        It’s the 70% figure that surprises me. At that point, it’s quite a bit less of a car than it was. From studies, it doesn’t seem like the curve is that steep in capacity loss, so maybe they’re just covering their bases. I just got all spooked because I thought (still wonder) that my battery has lost 10% capacity.

      2. Andrew says:

        I’ve never seen any documentation that Tesla or Ford offer a capacity guarantee *at all*. They offer a warranty against defects and performance (max kW to the motor, shorted cells, etc.) but not capacity degradation. I’ve only ever seen written capacity warranties for Nissan, Kia, VW, and GM.

        Kia’s written capacity warranty (it’s spelled out in my owner’s manual) is the best in the business as far as I’m aware, and it was one of the things that I researched fairly thoroughly before signing on the dotted line.

        Nissan’s 30 kWh packs for 2016 increase their capacity warranty to guarantee 66.25% capacity for eight years or 80,000 miles. The 24 kWh packs (S models) have the same capacity warranty as before.

        1. GRA says:

          Actually, the warranty on the 30kWh LEAF just specifies ‘9 bars’ without defining them. Nissan wound up defining ‘9 bars’ on the 24kWh LEAF as “about 70%” 66.25% actual) because one of the early adopters had the service manual, where the value of each bar was defined, and the class action lawsuit forced Nissan to define what 9 bars meant. AFAICT, there’s absolutely nothing that requires Nissan to define what 9 bars means on the 30kWh battery, so they could define it as whatever they want, and/or change the values whenever they want. I consider the 30kWh warranty almost useless.

          As others have said, Kia’s battery capacity warranty is the best on offer at the moment.

      3. Paul says:

        Replacing a battery after six years should be a lot cheaper, the way the prices are going.

      4. Sting777 says:

        The warranty is written so that no battery will be replaced.
        You can expect your battery to do better.

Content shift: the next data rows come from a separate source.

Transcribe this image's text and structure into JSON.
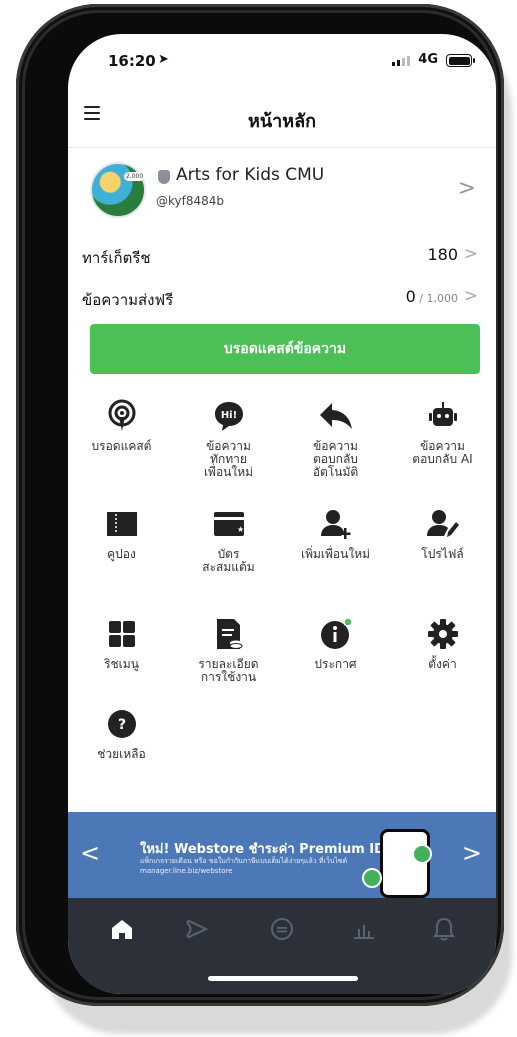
{
  "status_bar": {
    "time": "16:20",
    "network": "4G"
  },
  "header": {
    "title": "หน้าหลัก"
  },
  "account": {
    "name": "Arts for Kids CMU",
    "id": "@kyf8484b",
    "avatar_badge": "2,000"
  },
  "stats": [
    {
      "label": "ทาร์เก็ตรีช",
      "value": "180",
      "suffix": ""
    },
    {
      "label": "ข้อความส่งฟรี",
      "value": "0",
      "suffix": " / 1,000"
    }
  ],
  "broadcast_button": {
    "label": "บรอดแคสต์ข้อความ"
  },
  "menu": [
    {
      "label": "บรอดแคสต์",
      "icon": "broadcast-icon"
    },
    {
      "label": "ข้อความ\nทักทาย\nเพื่อนใหม่",
      "icon": "greeting-message-icon"
    },
    {
      "label": "ข้อความ\nตอบกลับ\nอัตโนมัติ",
      "icon": "auto-reply-icon"
    },
    {
      "label": "ข้อความ\nตอบกลับ AI",
      "icon": "ai-reply-icon"
    },
    {
      "label": "คูปอง",
      "icon": "coupon-icon"
    },
    {
      "label": "บัตร\nสะสมแต้ม",
      "icon": "reward-card-icon"
    },
    {
      "label": "เพิ่มเพื่อนใหม่",
      "icon": "add-friend-icon"
    },
    {
      "label": "โปรไฟล์",
      "icon": "profile-icon"
    },
    {
      "label": "ริชเมนู",
      "icon": "rich-menu-icon"
    },
    {
      "label": "รายละเอียด\nการใช้งาน",
      "icon": "usage-details-icon"
    },
    {
      "label": "ประกาศ",
      "icon": "announcement-icon"
    },
    {
      "label": "ตั้งค่า",
      "icon": "settings-icon"
    },
    {
      "label": "ช่วยเหลือ",
      "icon": "help-icon"
    }
  ],
  "banner": {
    "title": "ใหม่! Webstore ชำระค่า Premium ID",
    "subtitle": "แพ็กเกจรายเดือน หรือ ขอใบกำกับภาษีแบบเต็มได้ง่ายๆแล้ว ที่เว็บไซต์ manager.line.biz/webstore"
  },
  "tabs": [
    "home-tab",
    "voom-tab",
    "chat-tab",
    "insight-tab",
    "notification-tab"
  ],
  "colors": {
    "green": "#4cbf57",
    "banner": "#4c78b7",
    "tabbar": "#2c3139"
  }
}
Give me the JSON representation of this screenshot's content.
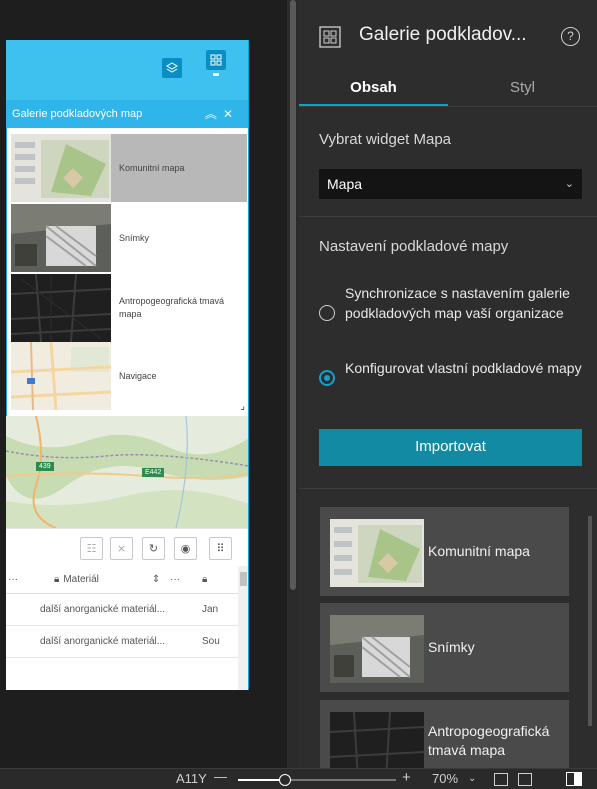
{
  "canvas": {
    "gallery_title": "Galerie podkladových map",
    "gallery_items": [
      {
        "label": "Komunitní mapa",
        "selected": true
      },
      {
        "label": "Snímky",
        "selected": false
      },
      {
        "label": "Antropogeografická tmavá mapa",
        "selected": false
      },
      {
        "label": "Navigace",
        "selected": false
      }
    ],
    "map_badges": {
      "road1": "439",
      "road2": "E442"
    },
    "table": {
      "header_more": "···",
      "column_material": "Materiál",
      "header_more2": "···",
      "rows": [
        {
          "material": "další anorganické materiál...",
          "next": "Jan"
        },
        {
          "material": "další anorganické materiál...",
          "next": "Sou"
        }
      ]
    }
  },
  "panel": {
    "title": "Galerie podkladov...",
    "tabs": [
      {
        "label": "Obsah",
        "active": true
      },
      {
        "label": "Styl",
        "active": false
      }
    ],
    "select_map_widget_label": "Vybrat widget Mapa",
    "map_select_value": "Mapa",
    "basemap_settings_label": "Nastavení podkladové mapy",
    "radio_options": [
      {
        "label": "Synchronizace s nastavením galerie podkladových map vaší organizace",
        "checked": false
      },
      {
        "label": "Konfigurovat vlastní podkladové mapy",
        "checked": true
      }
    ],
    "import_button": "Importovat",
    "cards": [
      {
        "label": "Komunitní mapa"
      },
      {
        "label": "Snímky"
      },
      {
        "label": "Antropogeografická tmavá mapa"
      }
    ]
  },
  "statusbar": {
    "page_label": "A11Y",
    "zoom_minus": "—",
    "zoom_plus": "+",
    "zoom_level": "70%",
    "zoom_fraction": 0.3
  },
  "colors": {
    "accent": "#14a1c8",
    "header_blue": "#3fc1f0",
    "import_button": "#138aa3"
  }
}
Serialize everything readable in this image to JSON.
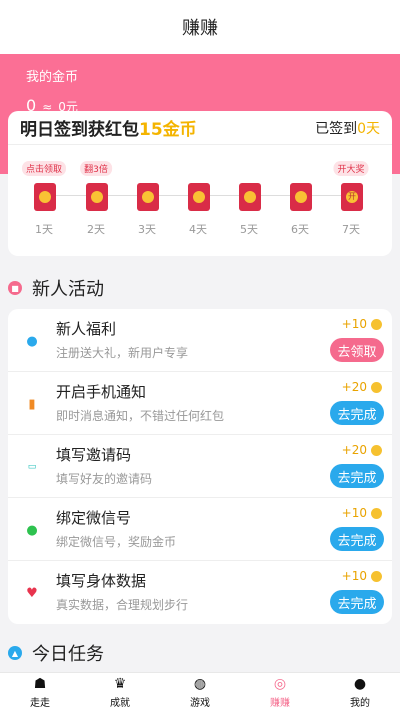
{
  "header": {
    "title": "赚赚"
  },
  "coins": {
    "label": "我的金币",
    "amount": "0",
    "approx": "≈",
    "money": "0元"
  },
  "signin": {
    "title_prefix": "明日签到获红包",
    "title_highlight": "15金币",
    "signed_prefix": "已签到",
    "signed_days": "0天",
    "days": [
      {
        "label": "1天",
        "tag": "点击领取"
      },
      {
        "label": "2天",
        "tag": "翻3倍"
      },
      {
        "label": "3天",
        "tag": ""
      },
      {
        "label": "4天",
        "tag": ""
      },
      {
        "label": "5天",
        "tag": ""
      },
      {
        "label": "6天",
        "tag": ""
      },
      {
        "label": "7天",
        "tag": "开大奖"
      }
    ]
  },
  "newbie": {
    "title": "新人活动",
    "tasks": [
      {
        "name": "新人福利",
        "desc": "注册送大礼，新用户专享",
        "reward": "+10",
        "button": "去领取",
        "icon": "user-icon"
      },
      {
        "name": "开启手机通知",
        "desc": "即时消息通知，不错过任何红包",
        "reward": "+20",
        "button": "去完成",
        "icon": "phone-icon"
      },
      {
        "name": "填写邀请码",
        "desc": "填写好友的邀请码",
        "reward": "+20",
        "button": "去完成",
        "icon": "id-icon"
      },
      {
        "name": "绑定微信号",
        "desc": "绑定微信号，奖励金币",
        "reward": "+10",
        "button": "去完成",
        "icon": "wechat-icon"
      },
      {
        "name": "填写身体数据",
        "desc": "真实数据，合理规划步行",
        "reward": "+10",
        "button": "去完成",
        "icon": "heart-icon"
      }
    ]
  },
  "today": {
    "title": "今日任务"
  },
  "tabs": [
    {
      "label": "走走",
      "icon": "walk-icon"
    },
    {
      "label": "成就",
      "icon": "trophy-icon"
    },
    {
      "label": "游戏",
      "icon": "gamepad-icon"
    },
    {
      "label": "赚赚",
      "icon": "earn-icon"
    },
    {
      "label": "我的",
      "icon": "person-icon"
    }
  ],
  "colors": {
    "pink": "#fb6f95",
    "gold": "#f4b400",
    "blue": "#2aa9ec"
  }
}
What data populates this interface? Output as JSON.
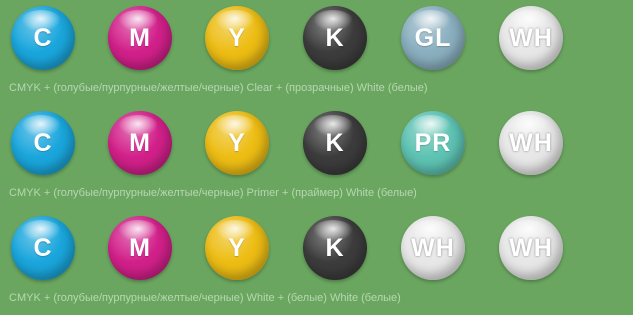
{
  "rows": [
    {
      "balls": [
        {
          "label": "C",
          "name": "cyan",
          "color": "#1aa6dc"
        },
        {
          "label": "M",
          "name": "magenta",
          "color": "#d2208a"
        },
        {
          "label": "Y",
          "name": "yellow",
          "color": "#edbd14"
        },
        {
          "label": "K",
          "name": "black",
          "color": "#3c3c3c"
        },
        {
          "label": "GL",
          "name": "gloss",
          "color": "#8aafbf"
        },
        {
          "label": "WH",
          "name": "white",
          "color": "#e7e7e7"
        }
      ],
      "caption": "CMYK + (голубые/пурпурные/желтые/черные) Clear + (прозрачные) White (белые)"
    },
    {
      "balls": [
        {
          "label": "C",
          "name": "cyan",
          "color": "#1aa6dc"
        },
        {
          "label": "M",
          "name": "magenta",
          "color": "#d2208a"
        },
        {
          "label": "Y",
          "name": "yellow",
          "color": "#edbd14"
        },
        {
          "label": "K",
          "name": "black",
          "color": "#3c3c3c"
        },
        {
          "label": "PR",
          "name": "primer",
          "color": "#5ec3b3"
        },
        {
          "label": "WH",
          "name": "white",
          "color": "#e7e7e7"
        }
      ],
      "caption": "CMYK + (голубые/пурпурные/желтые/черные) Primer + (праймер) White (белые)"
    },
    {
      "balls": [
        {
          "label": "C",
          "name": "cyan",
          "color": "#1aa6dc"
        },
        {
          "label": "M",
          "name": "magenta",
          "color": "#d2208a"
        },
        {
          "label": "Y",
          "name": "yellow",
          "color": "#edbd14"
        },
        {
          "label": "K",
          "name": "black",
          "color": "#3c3c3c"
        },
        {
          "label": "WH",
          "name": "white",
          "color": "#e7e7e7"
        },
        {
          "label": "WH",
          "name": "white",
          "color": "#e7e7e7"
        }
      ],
      "caption": "CMYK + (голубые/пурпурные/желтые/черные) White + (белые) White (белые)"
    }
  ],
  "background_color": "#6aa660"
}
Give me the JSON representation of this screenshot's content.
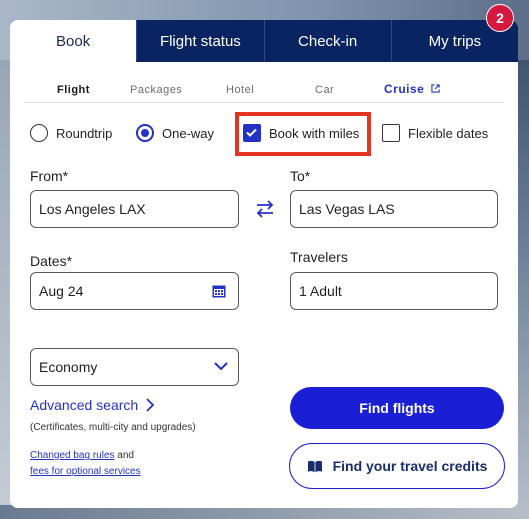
{
  "tabs": [
    {
      "label": "Book",
      "active": true
    },
    {
      "label": "Flight status",
      "active": false
    },
    {
      "label": "Check-in",
      "active": false
    },
    {
      "label": "My trips",
      "active": false
    }
  ],
  "badge": {
    "count": "2",
    "color": "#d6173f"
  },
  "subtabs": [
    {
      "label": "Flight",
      "active": true
    },
    {
      "label": "Packages",
      "active": false
    },
    {
      "label": "Hotel",
      "active": false
    },
    {
      "label": "Car",
      "active": false
    },
    {
      "label": "Cruise",
      "active": false,
      "icon": "external-link-icon"
    }
  ],
  "trip_type": {
    "roundtrip_label": "Roundtrip",
    "roundtrip_selected": false,
    "oneway_label": "One-way",
    "oneway_selected": true
  },
  "options": {
    "book_with_miles_label": "Book with miles",
    "book_with_miles_checked": true,
    "flexible_dates_label": "Flexible dates",
    "flexible_dates_checked": false
  },
  "form": {
    "from_label": "From*",
    "from_value": "Los Angeles LAX",
    "to_label": "To*",
    "to_value": "Las Vegas LAS",
    "dates_label": "Dates*",
    "dates_value": "Aug 24",
    "travelers_label": "Travelers",
    "travelers_value": "1 Adult",
    "cabin_value": "Economy"
  },
  "advanced": {
    "label": "Advanced search",
    "sub": "(Certificates, multi-city and upgrades)"
  },
  "links": {
    "bag_rules": "Changed bag rules",
    "and": "and",
    "fees": "fees for optional services"
  },
  "buttons": {
    "find_flights": "Find flights",
    "travel_credits": "Find your travel credits"
  },
  "colors": {
    "accent": "#2432c4",
    "primary_button": "#1b1fd4",
    "tab_bg": "#0a2461",
    "highlight": "#e3341f"
  }
}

        1. ModernMarvelFan says:

          “The warranty is written so that no battery will be replaced. You can expect your battery to do better.”

          For most cars, I would expect the same.

          For Nissan, I am not so sure.

  3. kubel says:

    Nice car, unfortunately they are restricting sales to certain markets. I would have got one if it was available here in Michigan.

    1. Kumar says:

      Yeah, the rollout has been puzzling. Many things point to “compliance car”, and many other things point to production car. It certainly seems built for mass-production. Battery concerns aside, it pretty much beats the LEAF in every possible way for me (I drive both).

  4. S. says:

    According to the Kia salesperson, the battery has a heating and cooling system. It feels like good engineering.